I used to monitor my investments on a daily basis. Being a micro-manager of my money backfired as I began to second guess many of my investments in the stock market. I wasted too much of my time following stocks and not enough time working to earn reliable income. A few years ago, I decided to take a more hands-off approach to my investing. Since then, I watched as my 401(k) recovered. My emergency savings account grew larger while the balance on my mortgage shrunk. My net worth increased after I had struggled with negative net worth and debt for decades.
Forgetting about a DRIP
I lost more than $25,000 by purchasing speculative stocks that dropped quickly in value. In many cases, I prematurely sold stocks that went on to double or triple just weeks after I hit the "sell" button. More than 10 years ago, I purchased a dividend reinvestment plan or DRIP that I forgot about. I finally opened some old mail that I had put aside only to find the DRIP from a decade ago had given me a 75 percent return. I've found I make more money by picking my investments and then ignoring them. Since the "buy-and-hold" strategy can still be risky with individual stocks, I practice it with exchange-traded and mutual funds.
Paying myself first
I spent years paying myself last because I'd only save after paying all of my bills. A few years ago, I set it up so 6 percent of my paycheck would be automatically diverted to my 401(k). I had 4 percent of my paycheck funneled into a savings account for emergencies. I also set up automatic transfers from my checking to my savings account that correlated with specific savings goals. My online banking site had a calculator that figured out how much I needed to save to meet my savings goals by a target date.
Pretending to be broke
Another way I build wealth is by ignoring the money I receive as pay raises and bonuses.
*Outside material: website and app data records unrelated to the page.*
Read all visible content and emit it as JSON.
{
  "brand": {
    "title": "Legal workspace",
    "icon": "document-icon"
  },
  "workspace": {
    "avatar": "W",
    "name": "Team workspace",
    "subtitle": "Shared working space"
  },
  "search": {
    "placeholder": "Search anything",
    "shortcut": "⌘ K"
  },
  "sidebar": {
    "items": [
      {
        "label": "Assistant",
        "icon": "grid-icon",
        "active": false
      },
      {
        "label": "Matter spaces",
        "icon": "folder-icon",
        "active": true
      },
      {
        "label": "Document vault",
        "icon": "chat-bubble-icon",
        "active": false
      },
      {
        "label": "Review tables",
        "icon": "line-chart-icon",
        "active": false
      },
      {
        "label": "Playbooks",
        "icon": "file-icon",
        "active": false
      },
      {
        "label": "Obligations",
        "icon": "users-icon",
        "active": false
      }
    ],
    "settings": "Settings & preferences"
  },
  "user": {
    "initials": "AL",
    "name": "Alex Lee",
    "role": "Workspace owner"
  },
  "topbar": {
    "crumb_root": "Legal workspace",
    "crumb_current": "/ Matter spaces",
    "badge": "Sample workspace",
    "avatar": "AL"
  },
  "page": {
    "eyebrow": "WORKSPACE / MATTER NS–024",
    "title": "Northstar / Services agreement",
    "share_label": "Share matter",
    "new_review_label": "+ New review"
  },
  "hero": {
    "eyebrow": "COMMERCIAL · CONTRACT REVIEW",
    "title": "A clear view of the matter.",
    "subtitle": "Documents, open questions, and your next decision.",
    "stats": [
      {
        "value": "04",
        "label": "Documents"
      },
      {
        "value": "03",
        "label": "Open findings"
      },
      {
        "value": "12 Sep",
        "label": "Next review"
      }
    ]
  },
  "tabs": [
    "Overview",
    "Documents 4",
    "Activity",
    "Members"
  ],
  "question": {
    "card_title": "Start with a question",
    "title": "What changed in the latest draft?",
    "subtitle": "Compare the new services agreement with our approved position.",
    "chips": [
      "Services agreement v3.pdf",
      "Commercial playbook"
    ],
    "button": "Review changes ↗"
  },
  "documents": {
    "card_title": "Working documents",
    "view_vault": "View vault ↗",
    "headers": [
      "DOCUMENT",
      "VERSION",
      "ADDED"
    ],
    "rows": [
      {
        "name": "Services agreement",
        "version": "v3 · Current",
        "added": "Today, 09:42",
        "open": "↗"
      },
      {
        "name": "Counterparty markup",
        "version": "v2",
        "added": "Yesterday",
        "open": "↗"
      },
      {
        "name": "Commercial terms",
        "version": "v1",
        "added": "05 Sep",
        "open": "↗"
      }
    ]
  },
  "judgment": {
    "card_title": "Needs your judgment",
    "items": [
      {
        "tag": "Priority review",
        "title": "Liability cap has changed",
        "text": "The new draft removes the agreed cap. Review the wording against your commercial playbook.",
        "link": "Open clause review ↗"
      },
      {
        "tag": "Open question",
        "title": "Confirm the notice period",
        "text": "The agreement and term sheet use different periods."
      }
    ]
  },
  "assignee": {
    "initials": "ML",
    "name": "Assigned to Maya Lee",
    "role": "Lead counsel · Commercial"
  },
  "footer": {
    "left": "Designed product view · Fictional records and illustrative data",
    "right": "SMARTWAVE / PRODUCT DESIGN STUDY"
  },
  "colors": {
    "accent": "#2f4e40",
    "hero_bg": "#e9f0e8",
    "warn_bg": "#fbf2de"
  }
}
I think of the extra money as temporary employees who are going to work for me. When I receive a 3 percent pay raise, I immediately change the percentage that I'm saving for retirement and other goals. I use unexpected windfalls to pay down my car loan and mortgage. I figure my investment money is working for me because of compound interest, but it's also working when I pay down debt by saving me on interest charges.
Whenever I'm tempted to get too involved with my investments, I play a virtual stock market game. I leave my real investments alone so they can grow without my interference. Although it's disappointing when my pretend investments experience double digit gains in just a few days, my losses "on paper" keep me grounded in reality. I only check my retirement accounts about four times a year. As long as I ignore the doom-and-gloom financial articles, I feel as though I'll do just fine.
More from this contributor:
- Personal Finance - Career & Education
- Financials Industry